◆ **What this task involves**
All lines from the entries below that contain the string "bearbeiten" should be copied out.

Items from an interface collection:
========================
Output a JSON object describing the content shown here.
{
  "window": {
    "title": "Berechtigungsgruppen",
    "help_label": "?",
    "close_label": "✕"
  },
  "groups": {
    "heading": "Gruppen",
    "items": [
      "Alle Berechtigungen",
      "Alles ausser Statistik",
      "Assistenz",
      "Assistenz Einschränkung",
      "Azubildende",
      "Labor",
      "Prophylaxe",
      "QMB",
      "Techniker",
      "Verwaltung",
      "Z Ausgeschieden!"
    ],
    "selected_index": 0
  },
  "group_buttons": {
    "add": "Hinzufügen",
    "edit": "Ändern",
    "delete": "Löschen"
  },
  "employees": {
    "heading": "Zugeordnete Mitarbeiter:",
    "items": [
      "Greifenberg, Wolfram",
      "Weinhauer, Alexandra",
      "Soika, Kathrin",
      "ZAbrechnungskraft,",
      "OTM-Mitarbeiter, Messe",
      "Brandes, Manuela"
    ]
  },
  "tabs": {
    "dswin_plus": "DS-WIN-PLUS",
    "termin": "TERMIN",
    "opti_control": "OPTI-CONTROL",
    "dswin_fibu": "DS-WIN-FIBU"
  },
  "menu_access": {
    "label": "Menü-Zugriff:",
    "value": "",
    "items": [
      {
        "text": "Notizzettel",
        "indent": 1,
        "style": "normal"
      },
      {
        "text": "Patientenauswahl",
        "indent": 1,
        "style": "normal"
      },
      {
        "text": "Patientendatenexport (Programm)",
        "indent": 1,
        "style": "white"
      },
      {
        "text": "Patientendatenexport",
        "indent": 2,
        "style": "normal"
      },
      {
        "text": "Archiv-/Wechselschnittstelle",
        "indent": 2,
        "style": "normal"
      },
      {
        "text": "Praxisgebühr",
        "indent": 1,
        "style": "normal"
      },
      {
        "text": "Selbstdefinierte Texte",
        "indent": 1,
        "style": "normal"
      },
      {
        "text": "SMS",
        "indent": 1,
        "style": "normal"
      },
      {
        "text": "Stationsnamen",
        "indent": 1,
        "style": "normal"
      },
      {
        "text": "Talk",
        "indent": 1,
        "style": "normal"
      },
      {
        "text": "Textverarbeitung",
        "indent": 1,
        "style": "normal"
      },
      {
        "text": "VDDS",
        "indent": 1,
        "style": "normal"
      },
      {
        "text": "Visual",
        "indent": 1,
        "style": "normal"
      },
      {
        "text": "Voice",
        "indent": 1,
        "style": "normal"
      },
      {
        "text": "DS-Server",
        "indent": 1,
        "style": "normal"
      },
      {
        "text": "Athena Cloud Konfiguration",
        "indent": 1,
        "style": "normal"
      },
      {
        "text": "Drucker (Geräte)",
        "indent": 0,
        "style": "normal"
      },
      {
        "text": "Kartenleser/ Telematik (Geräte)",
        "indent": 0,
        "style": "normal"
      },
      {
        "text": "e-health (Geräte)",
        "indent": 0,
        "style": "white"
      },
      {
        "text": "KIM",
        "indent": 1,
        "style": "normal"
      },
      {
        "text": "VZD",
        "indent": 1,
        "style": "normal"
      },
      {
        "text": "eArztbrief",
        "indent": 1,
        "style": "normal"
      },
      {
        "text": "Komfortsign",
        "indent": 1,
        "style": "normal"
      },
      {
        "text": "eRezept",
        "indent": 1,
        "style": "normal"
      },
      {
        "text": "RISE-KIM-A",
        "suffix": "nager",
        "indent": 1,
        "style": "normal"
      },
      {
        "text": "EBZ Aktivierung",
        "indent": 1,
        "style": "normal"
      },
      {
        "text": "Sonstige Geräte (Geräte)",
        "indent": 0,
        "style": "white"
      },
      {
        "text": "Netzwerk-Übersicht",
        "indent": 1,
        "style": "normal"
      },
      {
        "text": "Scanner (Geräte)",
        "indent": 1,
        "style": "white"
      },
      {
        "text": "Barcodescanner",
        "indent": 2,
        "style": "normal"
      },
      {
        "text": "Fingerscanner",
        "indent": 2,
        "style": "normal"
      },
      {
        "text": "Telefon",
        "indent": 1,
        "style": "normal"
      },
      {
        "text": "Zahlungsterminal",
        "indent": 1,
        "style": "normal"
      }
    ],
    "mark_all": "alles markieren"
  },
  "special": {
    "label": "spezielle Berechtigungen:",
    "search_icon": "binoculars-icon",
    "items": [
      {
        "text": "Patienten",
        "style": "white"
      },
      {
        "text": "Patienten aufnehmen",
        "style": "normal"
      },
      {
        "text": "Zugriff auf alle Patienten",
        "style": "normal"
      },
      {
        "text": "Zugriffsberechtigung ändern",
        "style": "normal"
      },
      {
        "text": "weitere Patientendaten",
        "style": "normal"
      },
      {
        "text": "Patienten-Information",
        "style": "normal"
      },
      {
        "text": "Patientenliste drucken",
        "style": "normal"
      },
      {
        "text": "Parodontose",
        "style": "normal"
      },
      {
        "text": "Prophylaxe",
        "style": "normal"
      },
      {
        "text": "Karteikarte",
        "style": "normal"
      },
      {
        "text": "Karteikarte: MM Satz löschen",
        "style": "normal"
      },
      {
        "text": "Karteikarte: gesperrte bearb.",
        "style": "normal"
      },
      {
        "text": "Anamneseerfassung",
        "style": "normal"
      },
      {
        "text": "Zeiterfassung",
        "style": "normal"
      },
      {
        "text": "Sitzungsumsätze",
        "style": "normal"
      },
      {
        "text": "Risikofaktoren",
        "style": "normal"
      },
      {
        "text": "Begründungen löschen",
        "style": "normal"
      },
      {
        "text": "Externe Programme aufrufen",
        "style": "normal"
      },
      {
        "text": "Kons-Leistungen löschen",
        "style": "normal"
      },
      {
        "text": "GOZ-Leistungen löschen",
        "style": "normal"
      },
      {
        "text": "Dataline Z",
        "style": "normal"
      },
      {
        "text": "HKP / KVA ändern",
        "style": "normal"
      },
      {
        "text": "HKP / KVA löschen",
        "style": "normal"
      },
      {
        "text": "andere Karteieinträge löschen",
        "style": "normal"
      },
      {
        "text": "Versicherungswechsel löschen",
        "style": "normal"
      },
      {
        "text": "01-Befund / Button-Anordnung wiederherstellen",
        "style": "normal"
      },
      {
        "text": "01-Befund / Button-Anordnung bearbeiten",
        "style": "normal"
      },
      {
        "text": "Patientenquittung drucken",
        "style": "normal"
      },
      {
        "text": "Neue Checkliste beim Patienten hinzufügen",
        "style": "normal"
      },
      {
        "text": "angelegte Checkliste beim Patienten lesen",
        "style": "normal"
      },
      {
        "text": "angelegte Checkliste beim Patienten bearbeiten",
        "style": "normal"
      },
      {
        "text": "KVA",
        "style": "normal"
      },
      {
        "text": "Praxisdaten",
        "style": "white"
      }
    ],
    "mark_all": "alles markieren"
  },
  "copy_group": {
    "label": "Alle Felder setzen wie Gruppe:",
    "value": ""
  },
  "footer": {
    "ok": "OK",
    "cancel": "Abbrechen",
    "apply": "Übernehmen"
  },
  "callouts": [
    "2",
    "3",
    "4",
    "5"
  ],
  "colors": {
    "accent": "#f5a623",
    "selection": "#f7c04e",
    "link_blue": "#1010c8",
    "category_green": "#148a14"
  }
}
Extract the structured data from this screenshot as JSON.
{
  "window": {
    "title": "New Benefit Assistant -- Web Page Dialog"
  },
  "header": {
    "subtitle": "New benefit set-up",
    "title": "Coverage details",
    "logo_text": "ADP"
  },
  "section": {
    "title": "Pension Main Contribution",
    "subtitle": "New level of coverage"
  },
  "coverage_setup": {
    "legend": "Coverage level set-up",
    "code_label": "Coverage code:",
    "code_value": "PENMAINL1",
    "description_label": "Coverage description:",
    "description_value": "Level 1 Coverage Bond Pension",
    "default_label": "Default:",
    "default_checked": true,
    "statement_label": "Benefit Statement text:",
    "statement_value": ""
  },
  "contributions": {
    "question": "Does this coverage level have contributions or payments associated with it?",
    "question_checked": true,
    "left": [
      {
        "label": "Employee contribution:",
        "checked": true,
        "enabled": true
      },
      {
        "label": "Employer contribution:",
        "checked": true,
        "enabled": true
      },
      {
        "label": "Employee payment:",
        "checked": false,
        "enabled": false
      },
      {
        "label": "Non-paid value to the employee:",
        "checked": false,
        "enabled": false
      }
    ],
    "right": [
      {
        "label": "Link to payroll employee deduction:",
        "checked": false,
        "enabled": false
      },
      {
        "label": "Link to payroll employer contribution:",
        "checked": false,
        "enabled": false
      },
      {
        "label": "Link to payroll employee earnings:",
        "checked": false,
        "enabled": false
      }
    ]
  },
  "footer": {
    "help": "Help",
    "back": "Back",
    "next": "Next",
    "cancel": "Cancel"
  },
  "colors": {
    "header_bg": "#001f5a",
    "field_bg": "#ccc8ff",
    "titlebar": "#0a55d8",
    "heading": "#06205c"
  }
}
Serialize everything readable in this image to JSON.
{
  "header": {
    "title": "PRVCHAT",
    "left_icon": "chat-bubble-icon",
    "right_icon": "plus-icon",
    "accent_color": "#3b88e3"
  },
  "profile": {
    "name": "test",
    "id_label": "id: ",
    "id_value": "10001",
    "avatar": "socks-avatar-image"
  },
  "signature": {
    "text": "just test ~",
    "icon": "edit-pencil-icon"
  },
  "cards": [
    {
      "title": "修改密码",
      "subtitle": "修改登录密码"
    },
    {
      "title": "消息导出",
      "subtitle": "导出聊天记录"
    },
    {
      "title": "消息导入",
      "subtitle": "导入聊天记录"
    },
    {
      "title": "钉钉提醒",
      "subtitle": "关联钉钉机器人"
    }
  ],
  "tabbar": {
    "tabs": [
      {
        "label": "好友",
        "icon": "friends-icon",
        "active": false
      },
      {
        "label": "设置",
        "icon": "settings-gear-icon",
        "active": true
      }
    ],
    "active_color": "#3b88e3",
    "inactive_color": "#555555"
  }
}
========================
◆ **Answer space**
        "text": "01-Befund / Button-Anordnung bearbeiten",
        "text": "angelegte Checkliste beim Patienten bearbeiten",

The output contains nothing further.